Writing Coach Insights: Turning Frustration Into Good Writing


The things that bother us, our pet peeves and everyday annoyances, provide important information about who we really are and what we really want. It is not a sign of immaturity or shallowness that some habit of a spouse or friend or pet or enemy or parent or cashier or co-worker or whoever, really gets on our nerves.

This is how characters are built. Their habits, maybe especially the odd and even annoying ones, can provide insight into who they are on a deeper level.

In the same way, the things that bother us as individuals in daily life indicate something deeper about us. Getting a little pissed off isn’t a bad thing. Still, you don’t want to stay in that place of annoyance or anger for very long because these aren’t pleasant feelings. You aren’t supposed to live there. The best thing to do is to ask yourself why someone’s habit or a certain situation is particularly bothersome. For example, perhaps your children’s continual inability to hear you when you speak (you know, every time you say anything, their first response is, “What?”) reflects a deeper problem with communication that needs to be addressed. Maybe the continual mess in your kitchen that drives you nuts indicates a need to delineate your boundaries better in your life in general–to more clearly define interpersonal relationships, spaces in your home, schedules.

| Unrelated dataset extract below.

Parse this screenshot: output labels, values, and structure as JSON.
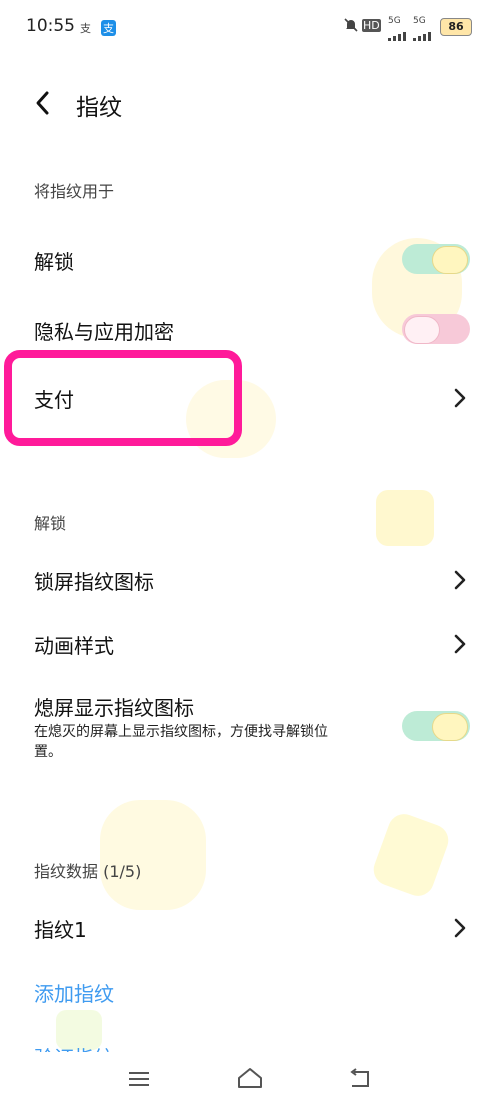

Once you identify the cause of the annoyance, you can do something about it and move forward from a place of being annoyed to a place of relief.

So, “annoyed” can be an interesting emotion to explore in writing. It is not a reflection of shallowness or immaturity, but perhaps an indication of significant needs and motivations.

My advice is to notice what bothers you and do something about it. And notice what bothers your characters. Do they do something about it, or do they simply stay annoyed and put up with the bothersome situation? How does each option influence the story’s plot and the character’s responses to conflict? How long can your character stay in the “putting up with” mode before something gives? What is the “straw that breaks the camel’s back” that makes the character no longer able to quietly bear an infuriating situation? Once he or she reaches the point of no return, what happens next?


Photo by Mubariz Mehdizadeh